Website and app data records:
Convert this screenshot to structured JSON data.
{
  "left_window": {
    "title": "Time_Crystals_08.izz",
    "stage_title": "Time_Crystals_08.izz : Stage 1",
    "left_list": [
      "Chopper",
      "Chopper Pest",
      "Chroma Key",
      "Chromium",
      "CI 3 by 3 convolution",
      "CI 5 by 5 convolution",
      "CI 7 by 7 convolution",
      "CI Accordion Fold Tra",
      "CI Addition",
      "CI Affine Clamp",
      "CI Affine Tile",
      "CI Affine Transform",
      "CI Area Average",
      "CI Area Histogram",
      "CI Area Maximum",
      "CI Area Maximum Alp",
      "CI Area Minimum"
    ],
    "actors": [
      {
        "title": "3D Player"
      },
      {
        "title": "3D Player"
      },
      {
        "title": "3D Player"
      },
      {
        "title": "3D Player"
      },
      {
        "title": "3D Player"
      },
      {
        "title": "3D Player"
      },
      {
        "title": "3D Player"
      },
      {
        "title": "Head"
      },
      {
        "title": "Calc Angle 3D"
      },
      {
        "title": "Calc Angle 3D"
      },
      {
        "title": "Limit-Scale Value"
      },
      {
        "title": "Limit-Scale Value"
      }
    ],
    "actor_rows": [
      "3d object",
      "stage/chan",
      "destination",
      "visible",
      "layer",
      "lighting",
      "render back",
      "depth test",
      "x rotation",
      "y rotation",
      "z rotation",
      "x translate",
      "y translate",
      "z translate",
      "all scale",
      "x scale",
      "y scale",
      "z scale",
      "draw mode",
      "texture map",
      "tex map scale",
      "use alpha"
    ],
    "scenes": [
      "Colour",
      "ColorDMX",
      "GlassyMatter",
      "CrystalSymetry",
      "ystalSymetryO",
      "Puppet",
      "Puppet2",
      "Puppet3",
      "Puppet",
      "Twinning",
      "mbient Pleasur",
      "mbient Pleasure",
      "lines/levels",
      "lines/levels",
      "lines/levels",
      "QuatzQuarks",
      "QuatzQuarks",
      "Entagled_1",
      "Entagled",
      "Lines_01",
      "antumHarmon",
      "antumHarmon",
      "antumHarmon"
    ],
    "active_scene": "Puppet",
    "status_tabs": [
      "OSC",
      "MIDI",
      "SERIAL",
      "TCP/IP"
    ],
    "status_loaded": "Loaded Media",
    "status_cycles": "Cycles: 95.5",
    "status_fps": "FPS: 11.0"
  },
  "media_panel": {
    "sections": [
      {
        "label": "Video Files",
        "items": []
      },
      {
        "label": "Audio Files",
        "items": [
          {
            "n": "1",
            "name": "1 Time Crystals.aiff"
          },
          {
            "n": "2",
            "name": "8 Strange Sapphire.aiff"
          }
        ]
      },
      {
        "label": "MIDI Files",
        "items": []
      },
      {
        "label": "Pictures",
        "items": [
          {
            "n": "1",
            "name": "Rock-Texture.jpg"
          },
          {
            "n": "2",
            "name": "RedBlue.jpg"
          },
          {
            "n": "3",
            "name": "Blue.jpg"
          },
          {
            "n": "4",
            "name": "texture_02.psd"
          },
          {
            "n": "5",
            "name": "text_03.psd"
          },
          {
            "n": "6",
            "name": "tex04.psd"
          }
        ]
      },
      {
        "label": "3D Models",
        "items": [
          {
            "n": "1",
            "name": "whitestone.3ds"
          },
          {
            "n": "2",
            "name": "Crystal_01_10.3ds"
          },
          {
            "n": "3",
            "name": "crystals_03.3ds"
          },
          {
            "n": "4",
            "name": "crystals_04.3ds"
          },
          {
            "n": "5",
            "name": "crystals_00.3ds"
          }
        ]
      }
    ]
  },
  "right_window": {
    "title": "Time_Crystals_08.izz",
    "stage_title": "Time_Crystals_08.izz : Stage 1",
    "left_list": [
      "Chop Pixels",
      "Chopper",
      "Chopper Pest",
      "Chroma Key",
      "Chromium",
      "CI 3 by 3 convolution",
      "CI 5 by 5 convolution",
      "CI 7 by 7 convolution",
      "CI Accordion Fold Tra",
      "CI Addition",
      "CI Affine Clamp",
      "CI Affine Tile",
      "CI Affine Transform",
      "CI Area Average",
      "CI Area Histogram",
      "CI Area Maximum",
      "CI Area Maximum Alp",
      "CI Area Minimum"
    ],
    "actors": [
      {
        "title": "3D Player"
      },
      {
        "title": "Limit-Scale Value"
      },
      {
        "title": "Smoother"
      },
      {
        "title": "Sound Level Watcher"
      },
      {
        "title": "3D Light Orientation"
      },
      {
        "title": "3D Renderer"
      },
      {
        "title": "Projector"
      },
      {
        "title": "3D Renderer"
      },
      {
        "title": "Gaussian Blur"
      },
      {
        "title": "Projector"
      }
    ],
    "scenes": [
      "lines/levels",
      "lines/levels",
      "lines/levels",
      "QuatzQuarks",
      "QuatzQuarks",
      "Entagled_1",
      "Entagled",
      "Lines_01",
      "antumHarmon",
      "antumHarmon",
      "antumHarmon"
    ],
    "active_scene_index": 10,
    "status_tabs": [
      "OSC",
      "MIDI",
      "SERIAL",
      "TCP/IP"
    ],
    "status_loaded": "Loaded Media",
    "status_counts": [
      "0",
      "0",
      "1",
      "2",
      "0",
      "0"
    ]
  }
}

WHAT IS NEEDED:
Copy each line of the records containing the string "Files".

RESPONSE:
        "label": "Video Files",
        "label": "Audio Files",
        "label": "MIDI Files",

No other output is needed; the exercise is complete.